61. The method of claim 56, wherein said gastrointestinal disease or disorder comprises a food intoxication, dyspeptic symptoms or episodes of acute diarrhea, or diarrhea caused by undetected pathogens or unknown etiology.
62. The method of claim 61, wherein said diarrhea comprises traveler's diarrhea and diarrhea in a hospital setting.
63. The method of claim 55, comprising treating diseases and disorders of the digestive tract caused or maintained by disturbance of the microbial balance of the intestinal microflora, and/or by a bacterial overgrowth in the small intestine.
64. The method of claim 55, comprising preventing or decreasing a level of disturbance microbial balance of the digestive tract microflora resulting from antibiotic therapy, radiotherapy or chemotherapy, diseases or disorders of the digestive tract, including digestive tract surgery.
65. The method of claim 55, comprising preventing or treating disturbance in microbial balance of the digestive tract microflora resulting from diseases out from digestive tract, certain dietary and environmental factors.
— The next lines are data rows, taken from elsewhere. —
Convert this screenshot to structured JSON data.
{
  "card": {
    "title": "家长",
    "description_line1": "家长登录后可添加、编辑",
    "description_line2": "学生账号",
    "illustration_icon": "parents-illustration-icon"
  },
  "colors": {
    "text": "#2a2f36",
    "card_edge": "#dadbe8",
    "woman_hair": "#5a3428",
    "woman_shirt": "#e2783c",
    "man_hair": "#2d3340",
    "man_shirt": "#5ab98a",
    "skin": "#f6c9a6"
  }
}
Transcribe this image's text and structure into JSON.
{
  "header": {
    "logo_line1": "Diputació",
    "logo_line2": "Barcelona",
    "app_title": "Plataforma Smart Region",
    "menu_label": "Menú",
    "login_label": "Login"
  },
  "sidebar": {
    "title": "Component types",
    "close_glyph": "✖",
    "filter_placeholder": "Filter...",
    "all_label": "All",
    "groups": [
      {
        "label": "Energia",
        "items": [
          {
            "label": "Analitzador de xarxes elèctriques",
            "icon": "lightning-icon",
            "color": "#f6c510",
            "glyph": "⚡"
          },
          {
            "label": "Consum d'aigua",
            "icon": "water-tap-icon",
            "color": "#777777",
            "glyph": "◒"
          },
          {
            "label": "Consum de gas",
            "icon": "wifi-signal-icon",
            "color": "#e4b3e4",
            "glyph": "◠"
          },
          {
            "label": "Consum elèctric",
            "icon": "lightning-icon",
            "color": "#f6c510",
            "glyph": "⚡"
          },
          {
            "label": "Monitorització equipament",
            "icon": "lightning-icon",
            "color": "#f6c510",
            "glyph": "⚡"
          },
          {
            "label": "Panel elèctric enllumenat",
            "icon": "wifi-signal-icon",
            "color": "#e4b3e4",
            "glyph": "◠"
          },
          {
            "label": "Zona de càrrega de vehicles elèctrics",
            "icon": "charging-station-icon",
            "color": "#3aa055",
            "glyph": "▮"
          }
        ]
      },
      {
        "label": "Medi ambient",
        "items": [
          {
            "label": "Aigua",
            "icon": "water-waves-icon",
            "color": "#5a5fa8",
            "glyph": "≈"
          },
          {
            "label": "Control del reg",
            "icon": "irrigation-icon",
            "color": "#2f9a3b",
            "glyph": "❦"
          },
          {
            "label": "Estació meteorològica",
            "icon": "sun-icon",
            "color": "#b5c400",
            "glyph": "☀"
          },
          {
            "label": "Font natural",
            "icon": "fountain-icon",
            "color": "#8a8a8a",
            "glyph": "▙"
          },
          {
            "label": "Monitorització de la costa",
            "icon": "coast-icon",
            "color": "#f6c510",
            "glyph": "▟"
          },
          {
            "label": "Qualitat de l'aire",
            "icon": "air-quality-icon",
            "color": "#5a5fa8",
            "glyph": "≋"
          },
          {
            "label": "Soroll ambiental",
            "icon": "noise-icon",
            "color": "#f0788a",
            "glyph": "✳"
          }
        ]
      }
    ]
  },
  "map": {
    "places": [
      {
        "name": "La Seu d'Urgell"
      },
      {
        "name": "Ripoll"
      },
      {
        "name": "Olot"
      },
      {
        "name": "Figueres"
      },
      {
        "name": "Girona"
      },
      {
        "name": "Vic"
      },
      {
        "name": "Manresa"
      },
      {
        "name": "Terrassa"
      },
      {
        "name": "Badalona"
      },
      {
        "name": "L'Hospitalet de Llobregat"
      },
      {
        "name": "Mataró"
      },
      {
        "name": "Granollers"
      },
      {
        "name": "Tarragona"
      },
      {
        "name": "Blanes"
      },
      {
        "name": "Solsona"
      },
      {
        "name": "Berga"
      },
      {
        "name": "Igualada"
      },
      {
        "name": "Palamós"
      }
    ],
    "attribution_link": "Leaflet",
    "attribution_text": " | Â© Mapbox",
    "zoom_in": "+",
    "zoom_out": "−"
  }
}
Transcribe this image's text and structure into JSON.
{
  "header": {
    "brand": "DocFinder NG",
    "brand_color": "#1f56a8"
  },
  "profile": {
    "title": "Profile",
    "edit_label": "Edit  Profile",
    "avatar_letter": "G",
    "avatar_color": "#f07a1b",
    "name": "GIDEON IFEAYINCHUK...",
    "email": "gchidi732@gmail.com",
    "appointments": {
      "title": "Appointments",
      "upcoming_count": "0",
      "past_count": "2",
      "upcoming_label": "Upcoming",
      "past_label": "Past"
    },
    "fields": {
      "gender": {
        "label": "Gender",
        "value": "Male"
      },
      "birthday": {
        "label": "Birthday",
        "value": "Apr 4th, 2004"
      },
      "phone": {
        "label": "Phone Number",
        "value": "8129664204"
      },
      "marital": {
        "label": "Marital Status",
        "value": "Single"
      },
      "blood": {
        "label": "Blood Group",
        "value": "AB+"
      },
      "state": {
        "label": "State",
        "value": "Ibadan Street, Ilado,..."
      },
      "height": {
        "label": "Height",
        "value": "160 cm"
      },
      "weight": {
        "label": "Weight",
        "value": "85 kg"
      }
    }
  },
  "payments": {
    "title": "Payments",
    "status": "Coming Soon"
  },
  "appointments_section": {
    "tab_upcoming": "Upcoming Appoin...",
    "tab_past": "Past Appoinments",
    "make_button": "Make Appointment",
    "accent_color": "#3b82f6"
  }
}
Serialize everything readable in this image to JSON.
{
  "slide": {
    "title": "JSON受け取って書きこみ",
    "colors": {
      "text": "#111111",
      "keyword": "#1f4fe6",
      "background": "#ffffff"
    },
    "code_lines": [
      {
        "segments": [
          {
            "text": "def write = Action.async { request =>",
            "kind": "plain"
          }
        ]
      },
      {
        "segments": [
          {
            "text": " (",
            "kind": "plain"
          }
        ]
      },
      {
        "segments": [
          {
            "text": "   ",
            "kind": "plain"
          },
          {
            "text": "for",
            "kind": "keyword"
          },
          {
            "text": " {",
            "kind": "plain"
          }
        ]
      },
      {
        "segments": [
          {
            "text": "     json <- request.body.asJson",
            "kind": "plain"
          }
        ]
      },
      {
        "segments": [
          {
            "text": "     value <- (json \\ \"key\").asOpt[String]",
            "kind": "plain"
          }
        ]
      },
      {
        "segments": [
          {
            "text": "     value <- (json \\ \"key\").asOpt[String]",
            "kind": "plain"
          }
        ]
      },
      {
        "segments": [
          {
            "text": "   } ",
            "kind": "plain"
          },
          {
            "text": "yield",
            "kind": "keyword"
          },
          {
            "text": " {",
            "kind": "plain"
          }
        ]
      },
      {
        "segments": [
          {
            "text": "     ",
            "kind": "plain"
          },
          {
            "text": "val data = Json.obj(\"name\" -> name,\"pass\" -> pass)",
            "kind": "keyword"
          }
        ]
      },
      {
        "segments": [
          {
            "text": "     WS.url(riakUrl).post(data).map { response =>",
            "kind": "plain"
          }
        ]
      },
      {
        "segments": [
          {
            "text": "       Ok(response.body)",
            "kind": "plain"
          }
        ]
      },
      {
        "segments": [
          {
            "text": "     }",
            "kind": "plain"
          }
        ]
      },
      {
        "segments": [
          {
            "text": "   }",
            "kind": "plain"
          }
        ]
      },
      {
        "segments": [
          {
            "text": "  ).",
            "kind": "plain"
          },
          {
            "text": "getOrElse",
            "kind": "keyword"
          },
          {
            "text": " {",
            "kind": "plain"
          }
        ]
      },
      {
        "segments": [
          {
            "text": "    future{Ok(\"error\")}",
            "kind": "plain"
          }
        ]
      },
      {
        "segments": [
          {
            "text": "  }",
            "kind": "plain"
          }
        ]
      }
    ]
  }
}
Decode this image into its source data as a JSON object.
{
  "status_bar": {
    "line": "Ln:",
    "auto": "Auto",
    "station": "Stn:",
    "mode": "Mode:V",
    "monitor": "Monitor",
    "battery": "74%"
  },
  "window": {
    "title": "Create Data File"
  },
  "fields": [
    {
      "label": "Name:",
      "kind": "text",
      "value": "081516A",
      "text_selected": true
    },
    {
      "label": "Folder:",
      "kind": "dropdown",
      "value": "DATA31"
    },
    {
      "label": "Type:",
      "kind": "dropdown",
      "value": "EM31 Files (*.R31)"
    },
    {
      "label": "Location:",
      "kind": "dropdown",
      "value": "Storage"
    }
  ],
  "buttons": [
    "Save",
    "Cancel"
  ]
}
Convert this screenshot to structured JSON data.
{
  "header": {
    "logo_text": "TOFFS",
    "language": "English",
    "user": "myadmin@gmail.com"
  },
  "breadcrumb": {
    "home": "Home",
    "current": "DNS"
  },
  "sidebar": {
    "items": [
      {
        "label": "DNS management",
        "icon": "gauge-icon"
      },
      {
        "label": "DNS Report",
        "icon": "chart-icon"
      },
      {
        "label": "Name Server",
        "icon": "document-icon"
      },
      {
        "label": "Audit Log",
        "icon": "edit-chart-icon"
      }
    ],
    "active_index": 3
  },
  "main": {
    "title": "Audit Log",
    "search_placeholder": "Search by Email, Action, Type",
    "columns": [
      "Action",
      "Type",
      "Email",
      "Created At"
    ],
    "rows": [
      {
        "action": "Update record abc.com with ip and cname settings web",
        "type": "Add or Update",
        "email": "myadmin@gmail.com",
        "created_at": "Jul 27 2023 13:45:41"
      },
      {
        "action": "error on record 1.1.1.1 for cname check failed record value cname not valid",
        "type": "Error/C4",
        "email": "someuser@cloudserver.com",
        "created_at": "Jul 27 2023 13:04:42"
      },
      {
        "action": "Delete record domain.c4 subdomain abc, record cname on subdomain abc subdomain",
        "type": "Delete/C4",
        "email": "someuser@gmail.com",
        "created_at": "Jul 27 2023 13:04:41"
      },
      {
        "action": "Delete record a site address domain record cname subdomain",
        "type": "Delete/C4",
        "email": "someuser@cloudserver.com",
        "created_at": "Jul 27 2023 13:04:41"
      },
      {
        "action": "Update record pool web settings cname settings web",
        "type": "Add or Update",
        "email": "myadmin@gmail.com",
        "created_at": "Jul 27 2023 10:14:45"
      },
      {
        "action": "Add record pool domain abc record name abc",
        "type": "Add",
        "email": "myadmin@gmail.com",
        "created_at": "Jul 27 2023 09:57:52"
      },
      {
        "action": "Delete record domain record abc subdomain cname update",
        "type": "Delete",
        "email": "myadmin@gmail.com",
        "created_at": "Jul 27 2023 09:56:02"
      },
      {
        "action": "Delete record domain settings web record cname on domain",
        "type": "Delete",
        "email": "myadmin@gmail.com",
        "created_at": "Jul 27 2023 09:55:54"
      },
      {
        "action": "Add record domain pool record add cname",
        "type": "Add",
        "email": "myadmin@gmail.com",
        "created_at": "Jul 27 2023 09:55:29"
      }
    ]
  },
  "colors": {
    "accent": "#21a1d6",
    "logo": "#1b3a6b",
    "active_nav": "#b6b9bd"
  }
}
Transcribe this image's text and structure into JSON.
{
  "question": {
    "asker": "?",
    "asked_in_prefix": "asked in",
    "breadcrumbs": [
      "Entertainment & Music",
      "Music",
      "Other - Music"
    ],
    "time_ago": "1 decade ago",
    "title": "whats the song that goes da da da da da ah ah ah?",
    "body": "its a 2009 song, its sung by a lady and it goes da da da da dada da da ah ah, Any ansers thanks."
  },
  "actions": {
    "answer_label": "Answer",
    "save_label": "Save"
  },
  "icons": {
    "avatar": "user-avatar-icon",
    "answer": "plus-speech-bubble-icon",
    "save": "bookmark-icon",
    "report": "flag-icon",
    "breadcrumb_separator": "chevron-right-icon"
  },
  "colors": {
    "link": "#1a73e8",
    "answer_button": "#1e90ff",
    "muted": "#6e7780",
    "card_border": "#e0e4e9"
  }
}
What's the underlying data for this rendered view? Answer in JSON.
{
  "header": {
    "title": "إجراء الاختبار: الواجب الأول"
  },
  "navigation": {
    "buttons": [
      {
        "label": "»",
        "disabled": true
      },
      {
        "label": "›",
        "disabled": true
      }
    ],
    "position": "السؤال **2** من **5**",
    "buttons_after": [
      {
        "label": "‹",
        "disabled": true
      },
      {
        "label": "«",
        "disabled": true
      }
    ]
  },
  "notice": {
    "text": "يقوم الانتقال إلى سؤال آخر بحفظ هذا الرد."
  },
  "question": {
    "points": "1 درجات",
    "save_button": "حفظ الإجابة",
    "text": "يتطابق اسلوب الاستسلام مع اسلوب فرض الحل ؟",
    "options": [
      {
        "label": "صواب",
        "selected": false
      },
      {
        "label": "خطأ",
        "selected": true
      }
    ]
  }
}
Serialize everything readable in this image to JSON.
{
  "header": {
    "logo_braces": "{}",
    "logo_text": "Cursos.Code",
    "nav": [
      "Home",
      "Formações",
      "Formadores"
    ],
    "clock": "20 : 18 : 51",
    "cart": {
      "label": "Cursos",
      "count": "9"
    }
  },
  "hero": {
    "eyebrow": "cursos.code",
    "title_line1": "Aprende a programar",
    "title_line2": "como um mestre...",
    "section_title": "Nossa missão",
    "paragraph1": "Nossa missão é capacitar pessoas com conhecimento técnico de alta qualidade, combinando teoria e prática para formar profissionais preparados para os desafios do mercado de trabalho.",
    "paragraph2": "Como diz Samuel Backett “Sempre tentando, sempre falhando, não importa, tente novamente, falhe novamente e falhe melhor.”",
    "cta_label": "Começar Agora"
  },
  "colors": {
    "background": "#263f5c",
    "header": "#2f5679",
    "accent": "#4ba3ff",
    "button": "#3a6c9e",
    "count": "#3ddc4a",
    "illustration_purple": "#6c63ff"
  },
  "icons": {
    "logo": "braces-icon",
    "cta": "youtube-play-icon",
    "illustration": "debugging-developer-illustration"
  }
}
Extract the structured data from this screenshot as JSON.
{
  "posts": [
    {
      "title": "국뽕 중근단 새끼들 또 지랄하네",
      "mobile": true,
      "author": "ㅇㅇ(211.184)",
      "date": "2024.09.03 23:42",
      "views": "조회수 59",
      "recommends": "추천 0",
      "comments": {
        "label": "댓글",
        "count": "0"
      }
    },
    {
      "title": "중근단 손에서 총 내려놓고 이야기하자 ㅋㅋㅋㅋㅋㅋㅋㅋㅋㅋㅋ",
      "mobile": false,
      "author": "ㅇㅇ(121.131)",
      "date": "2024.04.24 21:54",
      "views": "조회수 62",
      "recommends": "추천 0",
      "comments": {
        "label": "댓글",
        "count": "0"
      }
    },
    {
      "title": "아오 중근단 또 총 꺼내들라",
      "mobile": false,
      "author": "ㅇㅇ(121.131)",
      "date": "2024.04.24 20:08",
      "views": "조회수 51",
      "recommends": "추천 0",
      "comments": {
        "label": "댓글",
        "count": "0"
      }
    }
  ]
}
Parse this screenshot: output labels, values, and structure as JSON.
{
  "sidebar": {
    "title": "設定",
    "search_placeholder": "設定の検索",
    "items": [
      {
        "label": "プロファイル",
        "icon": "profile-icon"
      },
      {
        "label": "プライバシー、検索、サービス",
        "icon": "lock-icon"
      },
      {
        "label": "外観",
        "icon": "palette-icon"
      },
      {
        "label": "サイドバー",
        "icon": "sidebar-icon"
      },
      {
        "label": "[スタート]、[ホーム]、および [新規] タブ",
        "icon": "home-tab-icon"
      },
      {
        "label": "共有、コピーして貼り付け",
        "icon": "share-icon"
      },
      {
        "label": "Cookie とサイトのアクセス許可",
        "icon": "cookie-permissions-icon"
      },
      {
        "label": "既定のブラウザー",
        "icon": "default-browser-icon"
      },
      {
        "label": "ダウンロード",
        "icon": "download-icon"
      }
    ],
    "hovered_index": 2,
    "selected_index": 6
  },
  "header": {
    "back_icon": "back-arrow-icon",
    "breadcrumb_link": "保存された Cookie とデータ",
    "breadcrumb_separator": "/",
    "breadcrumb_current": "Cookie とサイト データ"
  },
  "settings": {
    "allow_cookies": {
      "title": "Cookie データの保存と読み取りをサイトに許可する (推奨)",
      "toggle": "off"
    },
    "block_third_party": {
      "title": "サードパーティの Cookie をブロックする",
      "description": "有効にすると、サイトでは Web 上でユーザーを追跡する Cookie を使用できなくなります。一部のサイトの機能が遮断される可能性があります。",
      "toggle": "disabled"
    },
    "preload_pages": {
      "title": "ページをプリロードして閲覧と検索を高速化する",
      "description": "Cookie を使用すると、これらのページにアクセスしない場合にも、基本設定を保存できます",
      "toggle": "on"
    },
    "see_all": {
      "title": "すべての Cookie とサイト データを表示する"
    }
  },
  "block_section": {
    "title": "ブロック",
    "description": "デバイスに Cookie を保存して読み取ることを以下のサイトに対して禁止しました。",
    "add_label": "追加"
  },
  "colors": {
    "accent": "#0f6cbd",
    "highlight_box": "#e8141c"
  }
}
66. The method of claim 55, comprising improving or normalizing the physiological activity of the gastrointestinal tract in elderly and in the compromised patients.


67. The method of claim 55, wherein said composition optionally comprises between about 106 to 1012 colony forming units per ml of said bacteria, and preferably comprises between about 107 to 108 colony forming units per ml of said bacteria.
68. The method of claim 67, wherein from about 106 to about 1012 of said bacteria are administered to the subject per day.
69. The method of claim 68, wherein from about 10'to about 109 of said bacteria are administered to the subject per day.
70. The method of claim 69, wherein from about 107 to about 108 of said bacteria are administered to the subject per day.
71. The method of claim 55, wherein said composition comprises autolysate in an isotonic medium.
72. The method of claim 55, wherein said composition is substantially free from non-suitable substances.
73. The method of claim 55, for improvement or normalizing of the immune system in subjects suffering from an immune system disorder including disorders as side effect caused by therapy of other diseases.
74. The method of claim 55, for use in treating domestic animals.

1   ...   63   64   65   66   67   68   69   70   71


The database is protected by copyright ©dentisty.org 2016
send message

    Main page